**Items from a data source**

************

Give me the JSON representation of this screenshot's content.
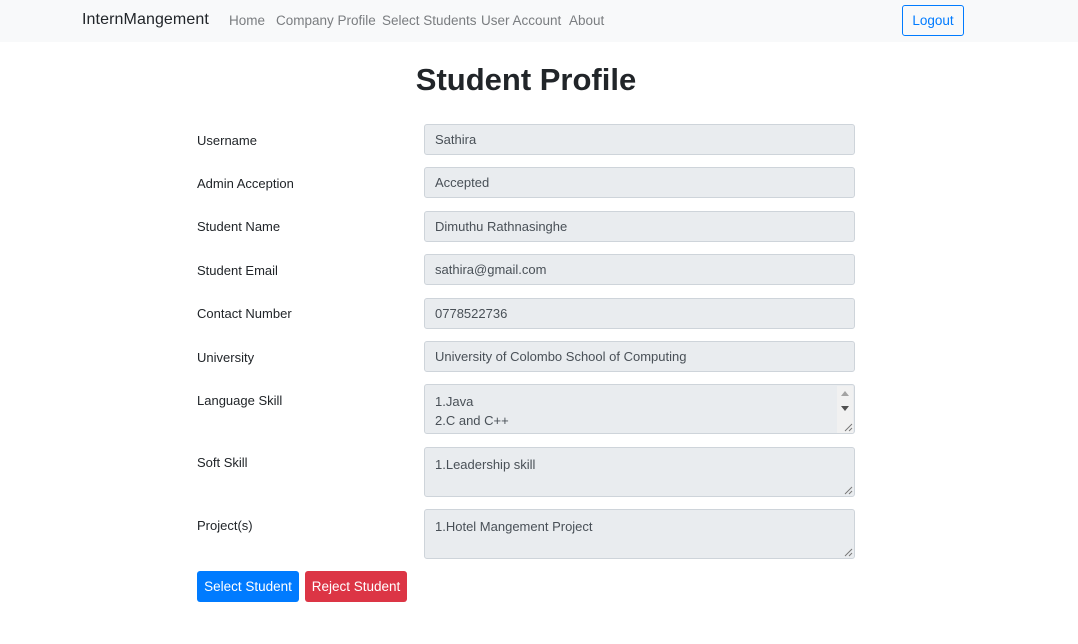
{
  "navbar": {
    "brand": "InternMangement",
    "links": [
      "Home",
      "Company Profile",
      "Select Students",
      "User Account",
      "About"
    ],
    "logout_label": "Logout"
  },
  "page": {
    "title": "Student Profile"
  },
  "fields": {
    "username": {
      "label": "Username",
      "value": "Sathira"
    },
    "admin_acception": {
      "label": "Admin Acception",
      "value": "Accepted"
    },
    "student_name": {
      "label": "Student Name",
      "value": "Dimuthu Rathnasinghe"
    },
    "student_email": {
      "label": "Student Email",
      "value": "sathira@gmail.com"
    },
    "contact_number": {
      "label": "Contact Number",
      "value": "0778522736"
    },
    "university": {
      "label": "University",
      "value": "University of Colombo School of Computing"
    },
    "language_skill": {
      "label": "Language Skill",
      "lines": [
        "1.Java",
        "2.C and C++"
      ]
    },
    "soft_skill": {
      "label": "Soft Skill",
      "lines": [
        "1.Leadership skill"
      ]
    },
    "projects": {
      "label": "Project(s)",
      "lines": [
        "1.Hotel Mangement Project"
      ]
    }
  },
  "actions": {
    "select_label": "Select Student",
    "reject_label": "Reject Student"
  },
  "colors": {
    "primary": "#007bff",
    "danger": "#dc3545",
    "navbar_bg": "#f8f9fa",
    "input_bg": "#e9ecef"
  }
}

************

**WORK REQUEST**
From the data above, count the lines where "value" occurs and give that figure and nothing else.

**RESULT**
6